Current school funding levels are inadequate, say NEU members ahead of the Chancellor’s Autumn Statement
Lack of Government funding is having a major impact on schools and children’s learning, a survey of NEU members has found.
A snapshot survey by the National Education Union of 3,981 teacher members working in English state schools, carried out online in October 2023, reveals:
- 92% believe that current funding levels are not high enough to allow their school to employ enough teachers, or for other staff to support pupils’ learning.
- 85% believe their school is not able to provide appropriate learning resources for pupils because of current funding levels.
- Two-thirds (68%) of teachers and leaders say that investment in school buildings has been insufficient. Just 15% have seen enough investment in upkeep of their buildings.
School spending power has been cut since 2010. It is currently 6% below its level when David Cameron was elected. Primary class sizes are the highest in Europe, and secondary class sizes are the highest since records began more than forty years ago (1977).
Current funding levels and shortage of staff
Almost all respondents (92%) disagreed that “current funding levels are high enough to allow their school to employ an appropriate number of teachers and other staff to support pupils’ learning.” This includes almost three quarters (72%) who strongly disagreed with the statement. Only 5% felt that there is currently enough funding for appropriate staffing levels in their school.

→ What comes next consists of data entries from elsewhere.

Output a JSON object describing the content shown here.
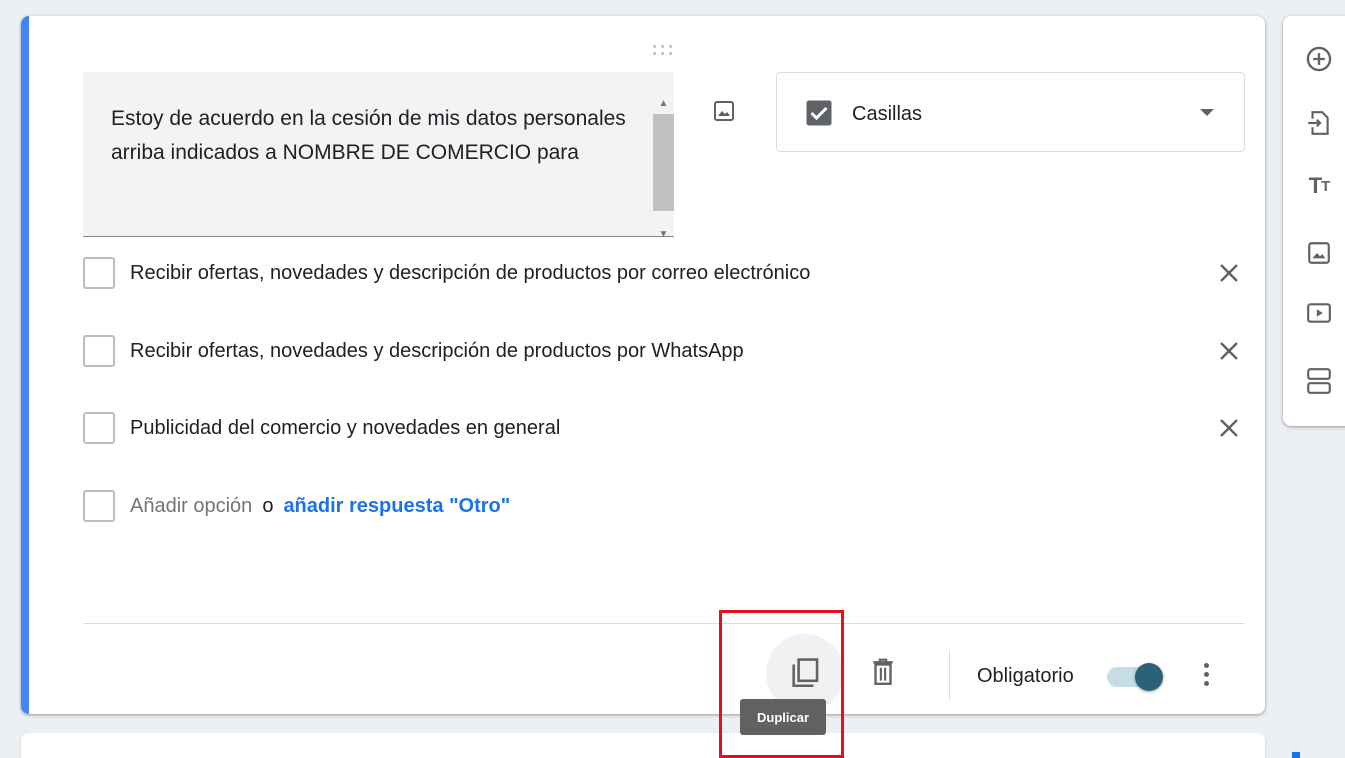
{
  "question": {
    "title": "Estoy de acuerdo en la cesión de mis datos personales arriba indicados a NOMBRE DE COMERCIO para",
    "type_label": "Casillas"
  },
  "options": [
    {
      "label": "Recibir ofertas, novedades y descripción de productos por correo electrónico"
    },
    {
      "label": "Recibir ofertas, novedades y descripción de productos por WhatsApp"
    },
    {
      "label": "Publicidad del comercio y novedades en general"
    }
  ],
  "add_option": {
    "label": "Añadir opción",
    "or_text": "o",
    "other_label": "añadir respuesta \"Otro\""
  },
  "footer": {
    "duplicate_tooltip": "Duplicar",
    "required_label": "Obligatorio",
    "required_on": true
  },
  "side_toolbar": {
    "icons": [
      "add-question-icon",
      "import-questions-icon",
      "add-title-icon",
      "add-image-icon",
      "add-video-icon",
      "add-section-icon"
    ]
  },
  "colors": {
    "accent": "#4285f4",
    "link": "#1a73e8",
    "highlight": "#e5101f",
    "toggle": "#2b6179"
  }
}
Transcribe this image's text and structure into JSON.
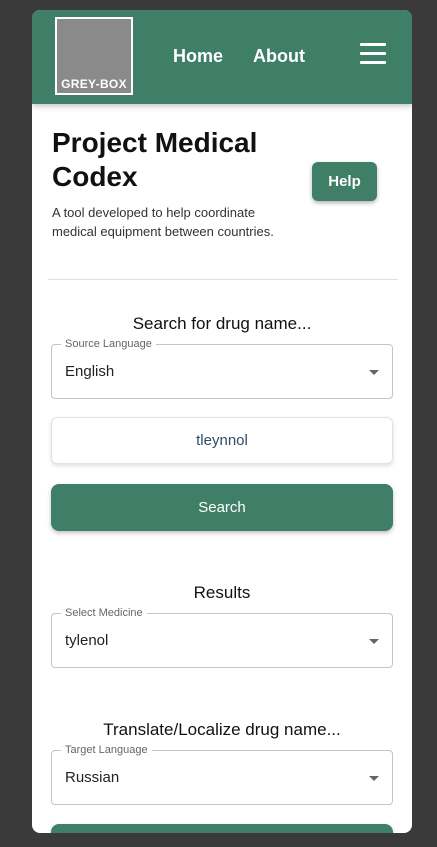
{
  "navbar": {
    "logo_text": "GREY-BOX",
    "home_label": "Home",
    "about_label": "About",
    "menu_icon": "hamburger-icon",
    "color": "#3f7f67"
  },
  "header": {
    "title": "Project Medical Codex",
    "subtitle": "A tool developed to help coordinate medical equipment between countries.",
    "help_label": "Help"
  },
  "search": {
    "heading": "Search for drug name...",
    "source_language_label": "Source Language",
    "source_language_value": "English",
    "query_value": "tleynnol",
    "search_label": "Search"
  },
  "results": {
    "heading": "Results",
    "select_label": "Select Medicine",
    "select_value": "tylenol"
  },
  "translate": {
    "heading": "Translate/Localize drug name...",
    "target_language_label": "Target Language",
    "target_language_value": "Russian"
  },
  "colors": {
    "accent": "#3f7f67",
    "background": "#3a3a3a"
  }
}
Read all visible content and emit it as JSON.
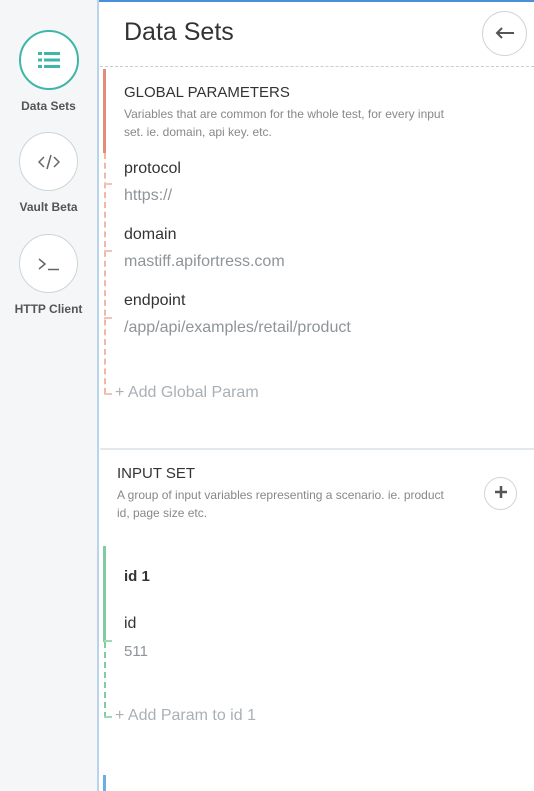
{
  "nav": {
    "items": [
      {
        "label": "Data Sets",
        "icon": "list-icon",
        "active": true
      },
      {
        "label": "Vault Beta",
        "icon": "code-icon",
        "active": false
      },
      {
        "label": "HTTP Client",
        "icon": "terminal-icon",
        "active": false
      }
    ]
  },
  "header": {
    "title": "Data Sets",
    "back_icon": "arrow-left-icon"
  },
  "global": {
    "heading": "GLOBAL PARAMETERS",
    "description": "Variables that are common for the whole test, for every input set. ie. domain, api key. etc.",
    "params": [
      {
        "name": "protocol",
        "value": "https://"
      },
      {
        "name": "domain",
        "value": "mastiff.apifortress.com"
      },
      {
        "name": "endpoint",
        "value": "/app/api/examples/retail/product"
      }
    ],
    "add_label": "+ Add Global Param"
  },
  "input_set": {
    "heading": "INPUT SET",
    "description": "A group of input variables representing a scenario. ie. product id, page size etc.",
    "add_icon": "plus-icon",
    "sets": [
      {
        "title": "id 1",
        "params": [
          {
            "name": "id",
            "value": "511"
          }
        ],
        "add_label": "+ Add Param to id 1"
      }
    ]
  },
  "colors": {
    "accent": "#3fb6a8",
    "global_bar": "#e08e79",
    "input_bar": "#7fcca1",
    "top_line": "#4a90d9"
  }
}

Although all groups of teachers were overwhelmingly negative about the effect of funding levels on staffing, primary members felt even more strongly than others. Some 80% of primary teachers strongly disagree that funding is adequate to provide enough teachers and staff, compared to 65% of secondary and 63% of special-school teachers.
School funding levels do not allow for enough learning resources
Teachers’ feelings on funding levels with regard to learning resources are similarly negative to their responses on the underfunding of staff. Six out of seven respondents (85%) disagreed with the statement: “Current funding levels are high enough to allow my school to provide appropriate learning resources for our pupils.” This included a clear majority (54% of all respondents) who strongly disagreed with the statement. Only 7% agreed that funding levels are high enough for sufficient resourcing.
As with the question on staffing, there was a little variation by phase, with the strongest responses coming from primary members. Some 89% of primary teachers feel funding levels are too low to provide appropriate learning resources, compared to 86% of special-school teachers and 80% of those in secondaries.
There is also a smaller but noticeable relationship between age and dissatisfaction, with older teachers more likely than younger colleagues to say underfunding is affecting the provision of learning resources.
Teachers and leaders feel investment in school buildings has been inadequate
Over two-thirds (68%) of teachers and leaders in our survey feel that investment in the upkeep of school buildings has been insufficient. Although this figure is somewhat lower than for the two other questions in this survey, it still represents a strong condemnation of current funding levels with regard to school infrastructure, and contrasts with just one in six (15%) who feel there has been enough investment in the upkeep of their school buildings.
As with the other questions in this survey, negativity was strongest among primary teachers, 70% of whom disagreed with the statement “There has been enough investment in the upkeep of my school's building(s).” This compares to 66% of secondary teachers and 65% of teachers in special schools.
Respondents were keen to share their observations of disrepair in their school.
“The smell from the mouldy, stained carpet is horrendous. We have leaks and mould in a lot of rooms,” said a secondary teacher in Staffordshire. Another member wrote that “classroom windows can't open, and the heat is unbearable.”
A member in Norfolk adds, “The roof in the main building of our school leaks and every time it rains, we have to block off parts of the building to students as the floor gets very slippery.” A teacher in Coventry also has a leaky roof at their school: “It has ruined the plaster on the wall, the children's work and is a breeding ground for mould.” A primary school in Sheffield told us, “we need to put buckets around our classroom.”
Commenting on the findings of this snapshot survey, Daniel Kebede, General Secretary of the National Education Union, said:
“This survey reveals widespread dissatisfaction with the effort Government is taking to properly fund and support schools. Clear majorities say funding levels are inadequate on all measures and very few members agree there is enough investment in the system.
“This is not a matter of perception. In 2020 we spent 4.3% of national income on education and the OECD average was 5% - and we know the UK share has fallen back since to under 4%.
“And to add insult to injury, the Department for Education has over-promised £370m to schools for next year, which schools won’t receive despite already making budget plans.
“The ongoing RAAC crisis is something that would not have happened if the Government had retained strategies for repairing the school estate back in 2010.
“This is a pattern of behaviour which shows that Government is not serious about education. We need to see a major shift and significant investment in schools. Our children deserve better.”
The online survey was conducted between 19-20 October 2023. We received responses from 3,981 members, which we then reweighted in line with national figures to control for gender, region, phase, age and level of deprivation in schools as measured by proportion of pupils eligible for free school meals (FSM).